Skipping breakfast impairs student

Elizabeth S. Reames  |  7/10/2008 9:28:52 PM

Back-to-School News Distributed 07/11/08

Although most parents tell their children that breakfast is the most important meal of the day, many kids don't listen. Surveys show that as many as 48 percent of girls and 32 percent of boys do not eat breakfast every day.

Eating breakfast improves concentration, problem-solving ability, mental performance, memory and mood, according to LSU AgCenter nutritionist Dr. Beth Reames.

“With breakfast, students will think faster and clearer and will have better recall,” Reames said, adding that breakfast eaters also score higher on tests and have better concentration and muscle coordination.

“Children who eat breakfast are more alert and perform better on school tests than children who do not eat breakfast. They are also more creative and energetic,” the nutritionist said.

Some people believe that skipping breakfast may help them lose weight. Studies of adolescents, however, indicate that missing breakfast is associated with weight gain. Skipping meals often leads to overeating later in the day. Becoming over-hungry often leads to a lack of control and the inability to determine when you’re full. This often leads to eating more calories than if you had a nutritious breakfast.

Hunger, even short-term hunger, decreases attention span and the ability to concentrate.
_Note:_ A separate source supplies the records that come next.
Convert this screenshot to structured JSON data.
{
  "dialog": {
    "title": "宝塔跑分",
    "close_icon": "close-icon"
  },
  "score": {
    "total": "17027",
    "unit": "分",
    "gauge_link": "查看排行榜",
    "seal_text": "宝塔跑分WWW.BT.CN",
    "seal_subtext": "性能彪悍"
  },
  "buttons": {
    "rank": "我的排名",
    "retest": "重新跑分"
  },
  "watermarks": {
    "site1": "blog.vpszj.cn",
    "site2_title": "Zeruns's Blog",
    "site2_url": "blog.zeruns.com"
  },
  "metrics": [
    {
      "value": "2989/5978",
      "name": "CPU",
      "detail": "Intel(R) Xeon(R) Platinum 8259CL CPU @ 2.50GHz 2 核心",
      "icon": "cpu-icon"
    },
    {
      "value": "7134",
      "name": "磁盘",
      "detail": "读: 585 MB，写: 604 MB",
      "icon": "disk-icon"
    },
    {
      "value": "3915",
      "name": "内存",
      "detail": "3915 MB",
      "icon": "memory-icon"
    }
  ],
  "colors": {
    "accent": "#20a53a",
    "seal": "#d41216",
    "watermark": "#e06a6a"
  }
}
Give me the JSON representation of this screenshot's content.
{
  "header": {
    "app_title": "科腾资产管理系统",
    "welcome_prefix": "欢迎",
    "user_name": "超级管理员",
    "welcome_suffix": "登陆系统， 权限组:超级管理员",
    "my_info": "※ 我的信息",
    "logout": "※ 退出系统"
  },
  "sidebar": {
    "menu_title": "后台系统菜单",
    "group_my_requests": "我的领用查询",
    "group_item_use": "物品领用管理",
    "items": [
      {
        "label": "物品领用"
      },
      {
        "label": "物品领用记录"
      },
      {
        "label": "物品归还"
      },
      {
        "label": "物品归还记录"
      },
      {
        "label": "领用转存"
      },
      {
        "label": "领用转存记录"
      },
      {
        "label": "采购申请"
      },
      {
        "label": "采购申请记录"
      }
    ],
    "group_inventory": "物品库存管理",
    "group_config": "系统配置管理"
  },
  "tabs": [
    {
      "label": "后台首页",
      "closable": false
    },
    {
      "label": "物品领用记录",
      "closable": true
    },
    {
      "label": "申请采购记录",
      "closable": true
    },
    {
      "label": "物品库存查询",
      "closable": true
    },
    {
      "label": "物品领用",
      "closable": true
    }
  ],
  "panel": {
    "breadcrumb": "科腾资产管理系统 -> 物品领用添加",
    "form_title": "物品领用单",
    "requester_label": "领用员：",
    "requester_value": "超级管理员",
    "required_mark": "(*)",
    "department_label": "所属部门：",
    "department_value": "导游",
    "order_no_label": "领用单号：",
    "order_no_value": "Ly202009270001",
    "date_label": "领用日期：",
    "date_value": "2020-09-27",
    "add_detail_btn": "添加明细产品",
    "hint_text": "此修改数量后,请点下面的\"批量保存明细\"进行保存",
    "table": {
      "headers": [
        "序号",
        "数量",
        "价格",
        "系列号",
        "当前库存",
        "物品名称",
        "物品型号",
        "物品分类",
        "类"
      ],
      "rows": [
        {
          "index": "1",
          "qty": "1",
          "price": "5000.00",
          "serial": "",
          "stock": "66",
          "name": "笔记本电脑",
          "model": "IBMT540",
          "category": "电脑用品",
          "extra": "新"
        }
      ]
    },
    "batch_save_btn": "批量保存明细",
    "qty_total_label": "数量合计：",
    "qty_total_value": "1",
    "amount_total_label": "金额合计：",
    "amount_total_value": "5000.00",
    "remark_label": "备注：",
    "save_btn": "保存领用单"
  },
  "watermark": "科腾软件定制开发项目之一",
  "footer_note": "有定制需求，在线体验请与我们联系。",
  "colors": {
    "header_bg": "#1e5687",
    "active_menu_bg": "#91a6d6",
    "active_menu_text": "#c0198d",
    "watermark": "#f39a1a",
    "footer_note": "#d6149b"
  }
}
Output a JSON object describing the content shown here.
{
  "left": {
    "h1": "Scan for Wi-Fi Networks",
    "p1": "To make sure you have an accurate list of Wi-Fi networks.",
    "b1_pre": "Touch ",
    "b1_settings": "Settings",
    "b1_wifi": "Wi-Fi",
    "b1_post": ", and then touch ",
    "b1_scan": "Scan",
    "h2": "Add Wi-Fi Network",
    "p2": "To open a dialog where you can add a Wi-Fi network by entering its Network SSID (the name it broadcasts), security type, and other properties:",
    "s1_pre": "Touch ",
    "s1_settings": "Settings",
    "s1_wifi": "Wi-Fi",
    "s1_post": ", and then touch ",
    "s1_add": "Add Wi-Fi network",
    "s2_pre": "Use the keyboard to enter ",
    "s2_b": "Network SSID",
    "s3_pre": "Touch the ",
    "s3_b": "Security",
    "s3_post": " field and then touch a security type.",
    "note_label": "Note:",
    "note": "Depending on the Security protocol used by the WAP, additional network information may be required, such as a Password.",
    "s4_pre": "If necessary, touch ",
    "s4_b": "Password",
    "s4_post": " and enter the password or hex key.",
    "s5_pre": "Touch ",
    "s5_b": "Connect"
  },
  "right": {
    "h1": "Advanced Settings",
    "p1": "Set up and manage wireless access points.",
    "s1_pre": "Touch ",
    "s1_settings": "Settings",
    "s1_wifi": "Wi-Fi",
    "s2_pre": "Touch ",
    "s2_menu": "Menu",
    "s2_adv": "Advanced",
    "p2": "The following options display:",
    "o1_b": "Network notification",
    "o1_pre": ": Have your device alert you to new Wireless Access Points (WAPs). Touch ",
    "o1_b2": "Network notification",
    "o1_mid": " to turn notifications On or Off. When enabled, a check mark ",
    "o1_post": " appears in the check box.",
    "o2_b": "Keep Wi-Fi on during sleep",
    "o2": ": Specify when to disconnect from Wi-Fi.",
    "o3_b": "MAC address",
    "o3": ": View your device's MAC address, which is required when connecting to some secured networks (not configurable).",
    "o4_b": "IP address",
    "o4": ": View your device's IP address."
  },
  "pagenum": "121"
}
“Hungry children just can't do their best work,” Reames said, explaining, “They're easily distracted and become fidgety, irritable and tired. Also, children who eat breakfast are less likely to miss class, be tardy or report they are sick than children who miss the morning meal.”

Reames added that teachers shouldn’t forget their breakfast either. The meal also provides them with the energy and nutrients they need to start the day. It's especially important for parents to eat a good breakfast every day, since parents are role models for their children. Children who see their parents eat breakfast are more likely to eat breakfast, too.

If you skip breakfast, your body has gone many hours without nutrients. Getting the 40-plus nutrients needed each day is more likely for those who eat a morning meal.

“Breakfast skippers may never make up the nutrients they miss,” Reames said, noting that breakfast should provide children with about a quarter of their daily calories. Children who skip breakfast may not get as much protein, carbohydrates, calcium, iron and vitamin C each day as children who eat breakfast.

Breakfast provides glucose – the fuel needed to think, walk, talk and carry on all activities, because the brain and central nervous system run on glucose. Lack of glucose deprives the brain of nutrients, and the body has to work extra hard to break down any stored carbohydrate or turn fat or protein into a usable form for the brain to function.

“You’ll begin to feel the effects when you're sitting in a classroom, trying to concentrate on reading or doing any other work,” Reames said.

School breakfast is the best option to provide a balanced meal every school morning. School breakfasts provide a balance of nutrients, including carbohydrate, protein and fat.

A balanced breakfast such as fruit, cereal and low-fat milk gives a sustained release of energy, which delays symptoms of hunger for several hours.

If there's no time in the morning to eat breakfast, there are plenty of items you can bring along with you to school or work, the nutritionist says. For example, carry a re-sealable bag of easy-to-eat whole-grain cereal or bring yogurt or small box of skim milk, juice or fruit.

“Even if you just tolerate food in the morning, try to have a little something – such as some juice – and bring along a mid-morning snack,” Reames said. Other good portable items include whole-grain crackers, hard-cooked eggs, cottage cheese, low-fat granola bars or even a peanut butter sandwich. Single serving hot cereals, such as oatmeal, also are handy, because all you have to do is add hot water, which is available at most cafeterias or at the office.

The rush to school and work each day means some things have to be sacrificed – and often they include breakfast.

“Make eating breakfast a top priority in your and your children's lives,” Reames said.

For related nutrition topics, click on the Food and Health link on the LSU AgCenter home page at For additional information about eating healthfully, contact the LSU AgCenter Extension agent in your parish.


On the Internet: LSU AgCenter:
Contact: Beth Reames at (225) 578-3929 or
Editor: Mark Claesgens at (225) 578-2939 or

Rate This Article:

Have a question or comment about the information on this page?

Innovate . Educate . Improve Lives

The LSU AgCenter and the LSU College of Agriculture